The surprise interest-rate cut by the Federal Reserve Board
yesterday is aimed at bolstering an economy that is now in grave
danger of slipping into a recession.
By making a half-point rate reduction before the market even
opened - the first time it has done so in US history - the Fed was
seeking to bolster consumer and investor confidence in the wake of
last week's terrorist attacks.
The Fed move joins coordinated efforts by central banks in
Europe, Japan, and Canada to inject large amounts of money into the
Beyond that, corporate chieftains, brokerage firms, and even many
individual investors in the US pledged to buy stock yesterday in a
show of economic solidarity.
"It's obviously unprecedented what's happened in New York...,"
says Caroline Atkinson, a former Treasury official under President
Clinton, of the coordinated efforts to get the markets back up and
This latest Fed cut, which will lower short-term borrowing costs,
will be particularly important for businesses borrowing money to
get them through the tough times.
It will also help consumers, hit by layoff news as well as shaken
by last week's attacks, by reducing the interest rate on credit
cards and home-equity loans.
In fact, economists believe the Fed's aggressive move, combined
with some stimulative dollars from Congress, may do more than just
pull the economy out of its slump next year. It could propel growth
"We're going to see quite a significant rebound here," says Lyle
Gramley, a former Federal Reserve governor and now a consulting
economist with the Mortgage Bankers Association in Washington.
The Fed's move yesterday followed an active week, when it
injected extra money into the system by purchasing $38.25 billion
worth of government bonds from investment firms. Usually, the Fed
sells or buys no more than a few billion dollars of bonds in a day.
And the Bank of Japan lent its struggling banks $17 billion one
day last week.
"We are committed to ensuring that this tragedy will not be
compounded by disruption to the global economy," stated the
governments of the US, Canada, Britain, Japan, Germany, Italy, and

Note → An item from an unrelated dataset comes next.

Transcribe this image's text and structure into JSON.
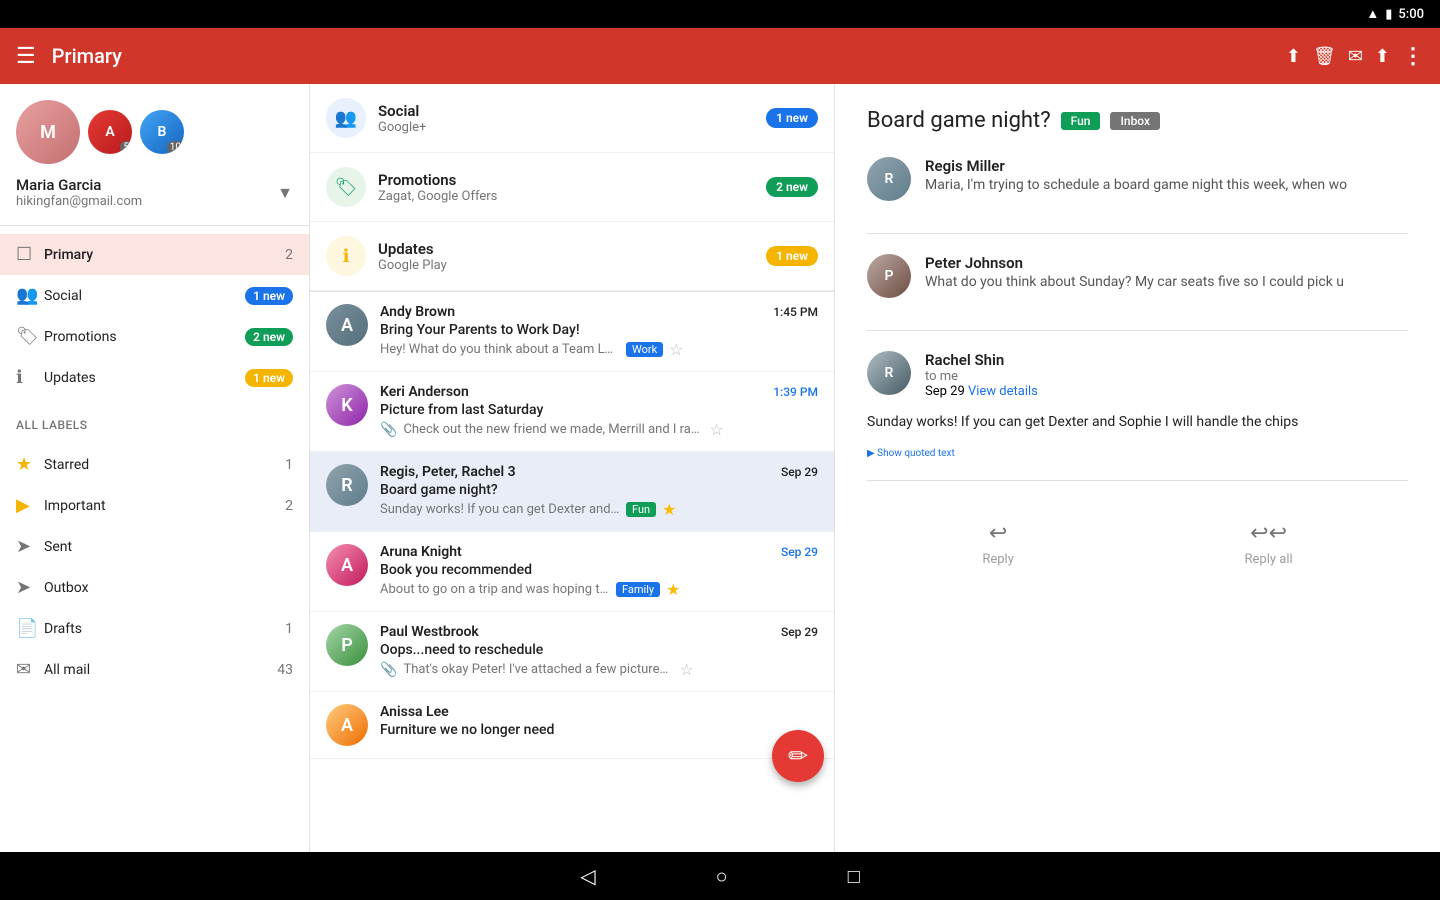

In yesterday's move, the Fed not only cut rates and injected
money into the economy, but also assured financial institutions
that it would lend money to cover short-term cash needs. …